While we are at it, corporations have their lapses when it comes to data management. With no concrete data fabric model in place, they end up creating a mess.
Understand this. Digital transformation requires continuous learning which further requires correct, valuable and actionable data sets. With a fabric model, businesses can elevate their data analytics competency; extract insights on demand and thus take key decisions.
How to start?
First things first, sign-up for a test data management solution and start with structured Extract, Transform and Load (ETL) projects. Once you see a positive change in the value of extracted insights, move to more critical unstructured data. Use Extract, Load, and Transform (ELT) methodology to harness the potential. A good data fabric would help you perform data collection from a multitude of sources, filtration, orchestration and integration with finesse and accuracy.
It is imperative to optimise business processes that are inefficient and becoming a liability. With a standard data management model, you can prioritise things as per customer behaviour. Subsequently, that leads to a chain reaction of better product designs, optimised services and thus more meaningful business outcomes.
For organisations, the impact of digital transformation is inevitable. They should embrace advanced tech and stay, if not ahead, in line with the trends. What digital transformation blueprint do you have?

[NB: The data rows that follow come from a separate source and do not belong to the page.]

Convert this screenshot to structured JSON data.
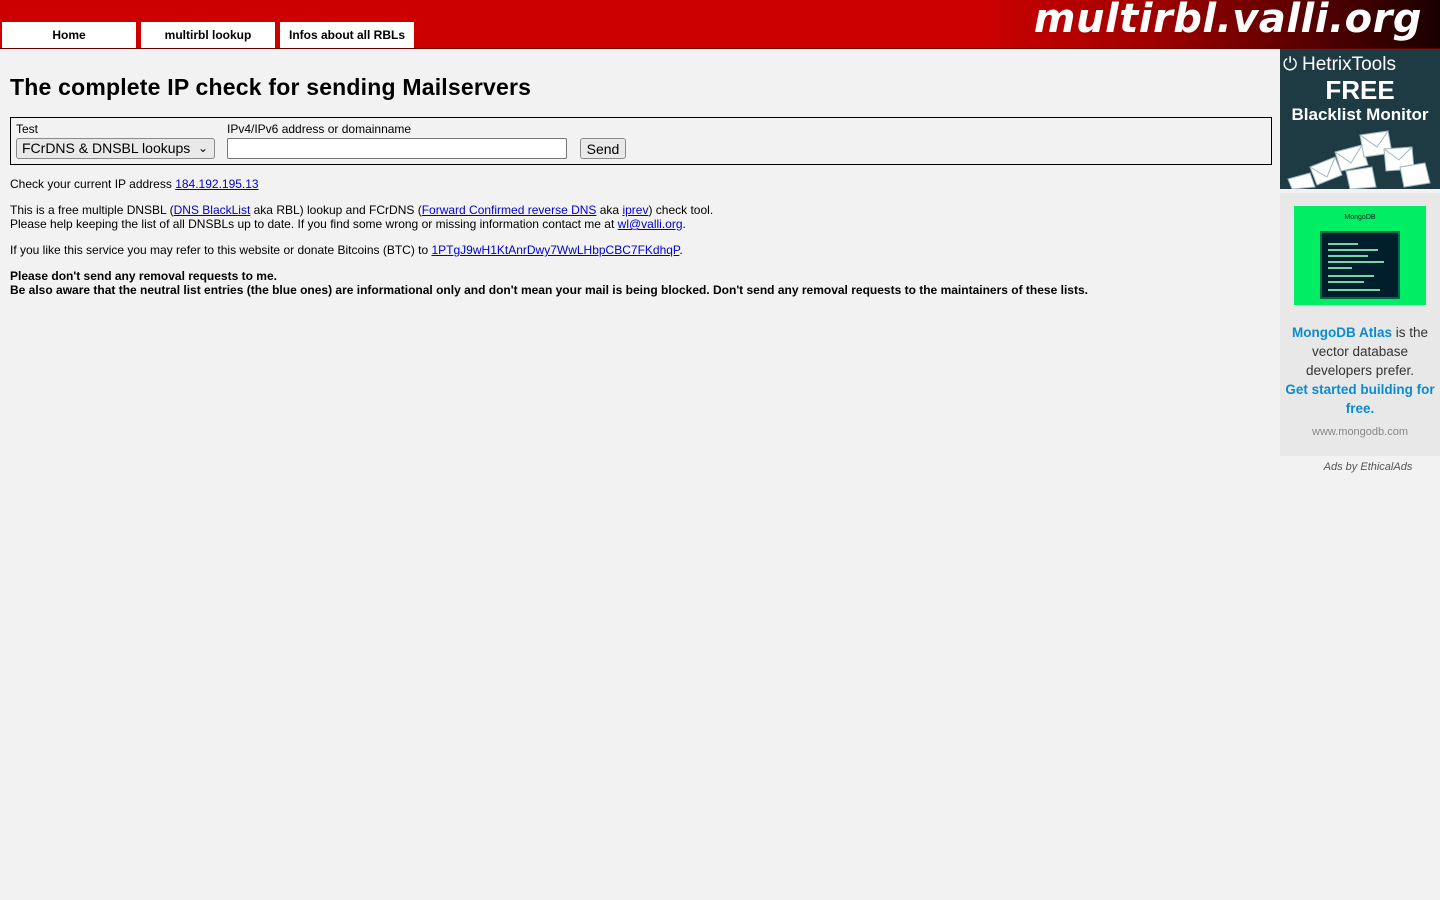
{
  "header": {
    "nav": [
      {
        "label": "Home"
      },
      {
        "label": "multirbl lookup"
      },
      {
        "label": "Infos about all RBLs"
      }
    ],
    "logo": "multirbl.valli.org"
  },
  "main": {
    "title": "The complete IP check for sending Mailservers",
    "form": {
      "test_label": "Test",
      "test_value": "FCrDNS & DNSBL lookups",
      "address_label": "IPv4/IPv6 address or domainname",
      "address_value": "",
      "send_label": "Send"
    },
    "ip_check": {
      "text": "Check your current IP address ",
      "ip": "184.192.195.13"
    },
    "intro": {
      "t1": "This is a free multiple DNSBL (",
      "l1": "DNS BlackList",
      "t2": " aka RBL) lookup and FCrDNS (",
      "l2": "Forward Confirmed reverse DNS",
      "t3": " aka ",
      "l3": "iprev",
      "t4": ") check tool.",
      "t5": "Please help keeping the list of all DNSBLs up to date. If you find some wrong or missing information contact me at ",
      "email": "wl@valli.org",
      "t6": "."
    },
    "donate": {
      "text": "If you like this service you may refer to this website or donate Bitcoins (BTC) to ",
      "btc": "1PTgJ9wH1KtAnrDwy7WwLHbpCBC7FKdhqP",
      "end": "."
    },
    "notice": {
      "line1": "Please don't send any removal requests to me.",
      "line2": "Be also aware that the neutral list entries (the blue ones) are informational only and don't mean your mail is being blocked. Don't send any removal requests to the maintainers of these lists."
    }
  },
  "ads": {
    "hetrix": {
      "brand": "HetrixTools",
      "free": "FREE",
      "product": "Blacklist Monitor"
    },
    "mongodb": {
      "img_brand": "MongoDB",
      "headline": "MongoDB Atlas",
      "text1": " is the vector database developers prefer.",
      "cta": "Get started building for free.",
      "url": "www.mongodb.com"
    },
    "ethical": "Ads by EthicalAds"
  }
}
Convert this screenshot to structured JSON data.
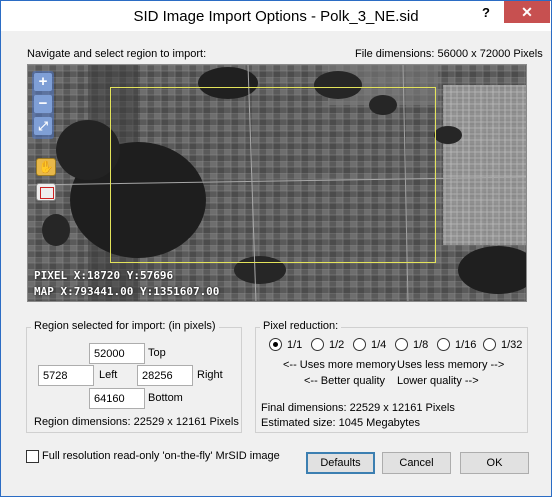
{
  "window": {
    "title": "SID Image Import Options - Polk_3_NE.sid",
    "help": "?",
    "close": "✕"
  },
  "header": {
    "instruction": "Navigate and select region to import:",
    "file_dimensions": "File dimensions:  56000 x 72000 Pixels"
  },
  "map": {
    "zoom_in": "+",
    "zoom_out": "−",
    "zoom_extent": "⤢",
    "pan_tool": "✋",
    "pixel_readout": "PIXEL  X:18720  Y:57696",
    "map_readout": "MAP  X:793441.00  Y:1351607.00"
  },
  "region": {
    "title": "Region selected for import:  (in pixels)",
    "top_value": "52000",
    "top_label": "Top",
    "left_value": "5728",
    "left_label": "Left",
    "right_value": "28256",
    "right_label": "Right",
    "bottom_value": "64160",
    "bottom_label": "Bottom",
    "dimensions": "Region dimensions:  22529 x 12161 Pixels"
  },
  "reduction": {
    "title": "Pixel reduction:",
    "options": [
      "1/1",
      "1/2",
      "1/4",
      "1/8",
      "1/16",
      "1/32"
    ],
    "selected": "1/1",
    "more_memory": "<-- Uses more memory",
    "less_memory": "Uses less memory -->",
    "better_quality": "<-- Better quality",
    "lower_quality": "Lower quality -->",
    "final_dimensions": "Final dimensions:  22529 x 12161 Pixels",
    "estimated_size": "Estimated size:   1045 Megabytes"
  },
  "footer": {
    "checkbox_label": "Full resolution read-only 'on-the-fly' MrSID image",
    "checkbox_checked": false,
    "defaults": "Defaults",
    "cancel": "Cancel",
    "ok": "OK"
  },
  "colors": {
    "selection": "#e3e35a",
    "close": "#c75050",
    "accent": "#2b6cc4"
  }
}
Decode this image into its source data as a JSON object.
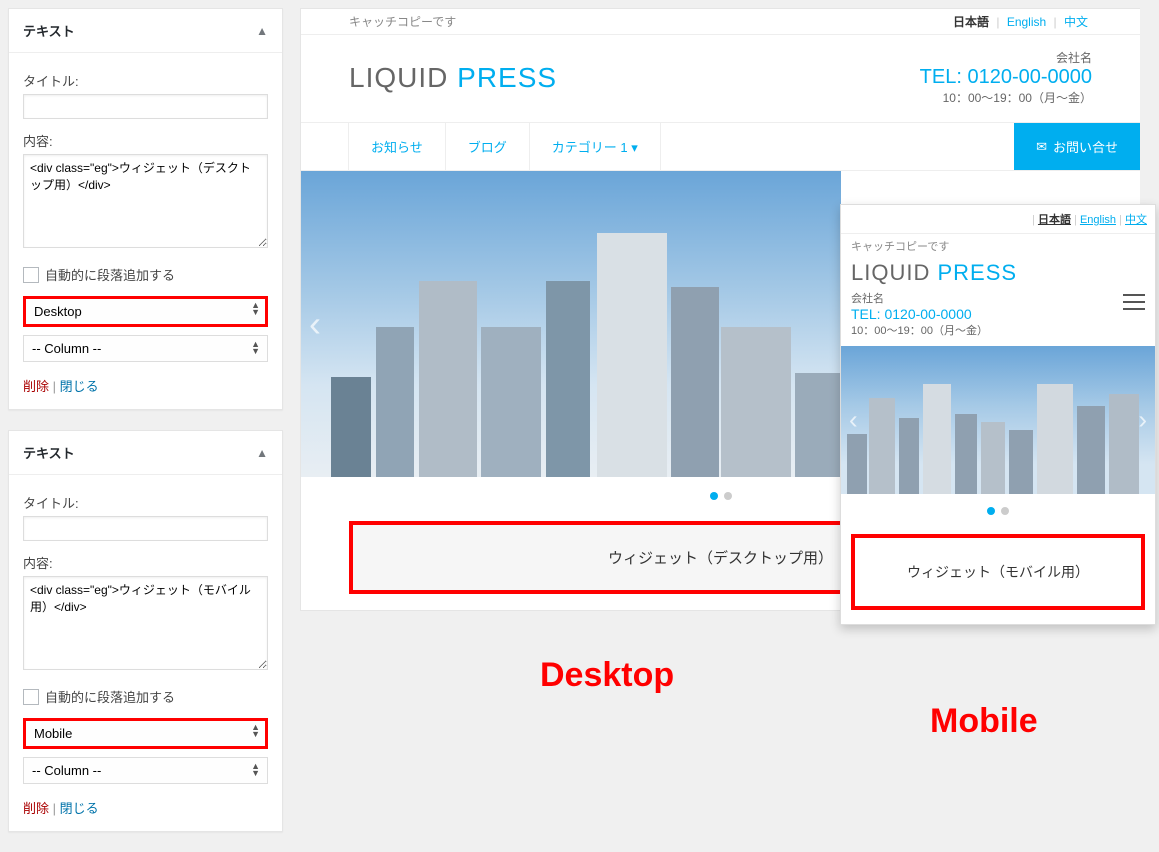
{
  "widgets": [
    {
      "header": "テキスト",
      "title_label": "タイトル:",
      "title_value": "",
      "content_label": "内容:",
      "content_value": "<div class=\"eg\">ウィジェット（デスクトップ用）</div>",
      "auto_paragraph_label": "自動的に段落追加する",
      "device_value": "Desktop",
      "column_value": "-- Column --",
      "delete_label": "削除",
      "close_label": "閉じる"
    },
    {
      "header": "テキスト",
      "title_label": "タイトル:",
      "title_value": "",
      "content_label": "内容:",
      "content_value": "<div class=\"eg\">ウィジェット（モバイル用）</div>",
      "auto_paragraph_label": "自動的に段落追加する",
      "device_value": "Mobile",
      "column_value": "-- Column --",
      "delete_label": "削除",
      "close_label": "閉じる"
    }
  ],
  "preview": {
    "catch_copy": "キャッチコピーです",
    "lang": {
      "ja": "日本語",
      "en": "English",
      "zh": "中文"
    },
    "logo_part1": "LIQUID ",
    "logo_part2": "PRESS",
    "company_name": "会社名",
    "tel_label": "TEL: 0120-00-0000",
    "hours": "10：00〜19：00（月〜金）",
    "nav": {
      "news": "お知らせ",
      "blog": "ブログ",
      "cat": "カテゴリー 1",
      "contact": "お問い合せ"
    },
    "desktop_widget_text": "ウィジェット（デスクトップ用）",
    "mobile_widget_text": "ウィジェット（モバイル用）"
  },
  "labels": {
    "desktop": "Desktop",
    "mobile": "Mobile"
  }
}
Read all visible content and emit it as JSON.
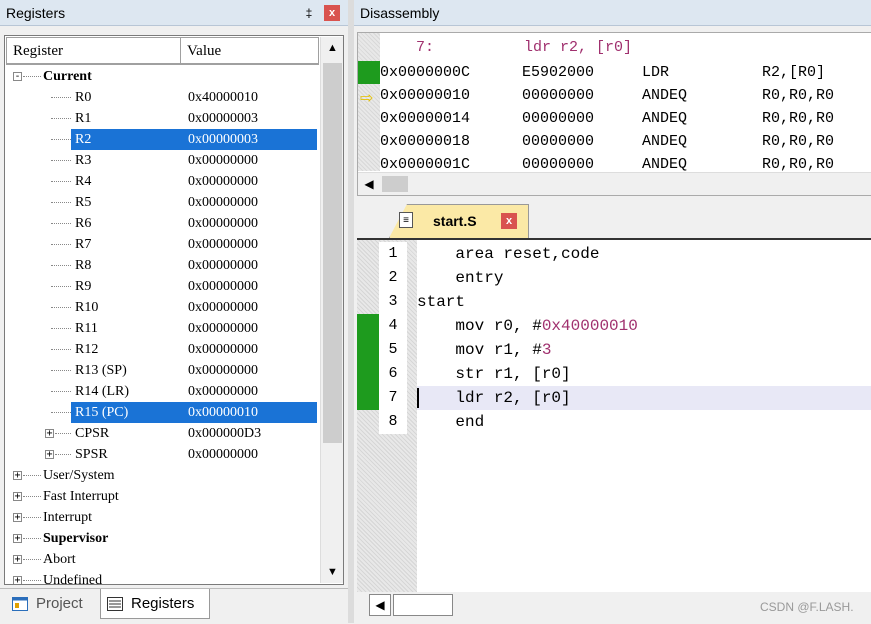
{
  "registers_panel": {
    "title": "Registers",
    "pin": "‡",
    "close": "x",
    "col_register": "Register",
    "col_value": "Value",
    "current_label": "Current",
    "rows": [
      {
        "name": "R0",
        "value": "0x40000010"
      },
      {
        "name": "R1",
        "value": "0x00000003"
      },
      {
        "name": "R2",
        "value": "0x00000003"
      },
      {
        "name": "R3",
        "value": "0x00000000"
      },
      {
        "name": "R4",
        "value": "0x00000000"
      },
      {
        "name": "R5",
        "value": "0x00000000"
      },
      {
        "name": "R6",
        "value": "0x00000000"
      },
      {
        "name": "R7",
        "value": "0x00000000"
      },
      {
        "name": "R8",
        "value": "0x00000000"
      },
      {
        "name": "R9",
        "value": "0x00000000"
      },
      {
        "name": "R10",
        "value": "0x00000000"
      },
      {
        "name": "R11",
        "value": "0x00000000"
      },
      {
        "name": "R12",
        "value": "0x00000000"
      },
      {
        "name": "R13 (SP)",
        "value": "0x00000000"
      },
      {
        "name": "R14 (LR)",
        "value": "0x00000000"
      },
      {
        "name": "R15 (PC)",
        "value": "0x00000010"
      },
      {
        "name": "CPSR",
        "value": "0x000000D3"
      },
      {
        "name": "SPSR",
        "value": "0x00000000"
      }
    ],
    "groups": [
      "User/System",
      "Fast Interrupt",
      "Interrupt",
      "Supervisor",
      "Abort",
      "Undefined"
    ]
  },
  "bottom_tabs": {
    "project": "Project",
    "registers": "Registers"
  },
  "disassembly": {
    "title": "Disassembly",
    "source_line": "    7:          ldr r2, [r0]",
    "lines": [
      {
        "addr": "0x0000000C",
        "code": "E5902000",
        "mnem": "LDR",
        "ops": "R2,[R0]"
      },
      {
        "addr": "0x00000010",
        "code": "00000000",
        "mnem": "ANDEQ",
        "ops": "R0,R0,R0"
      },
      {
        "addr": "0x00000014",
        "code": "00000000",
        "mnem": "ANDEQ",
        "ops": "R0,R0,R0"
      },
      {
        "addr": "0x00000018",
        "code": "00000000",
        "mnem": "ANDEQ",
        "ops": "R0,R0,R0"
      },
      {
        "addr": "0x0000001C",
        "code": "00000000",
        "mnem": "ANDEQ",
        "ops": "R0,R0,R0"
      }
    ]
  },
  "editor": {
    "tab_label": "start.S",
    "lines": [
      {
        "n": "1",
        "pre": "    area reset,code",
        "num": ""
      },
      {
        "n": "2",
        "pre": "    entry",
        "num": ""
      },
      {
        "n": "3",
        "pre": "start",
        "num": ""
      },
      {
        "n": "4",
        "pre": "    mov r0, #",
        "num": "0x40000010"
      },
      {
        "n": "5",
        "pre": "    mov r1, #",
        "num": "3"
      },
      {
        "n": "6",
        "pre": "    str r1, [r0]",
        "num": ""
      },
      {
        "n": "7",
        "pre": "    ldr r2, [r0]",
        "num": ""
      },
      {
        "n": "8",
        "pre": "    end",
        "num": ""
      }
    ]
  },
  "watermark": "CSDN @F.LASH.",
  "colors": {
    "selection": "#1a73d6",
    "breakpoint_green": "#1e9b1e",
    "immediate": "#a0306e"
  }
}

Were you aware of the above pitfalls? Share in the comments.
The author is Yash Mehta, an IoT and big data science specialist.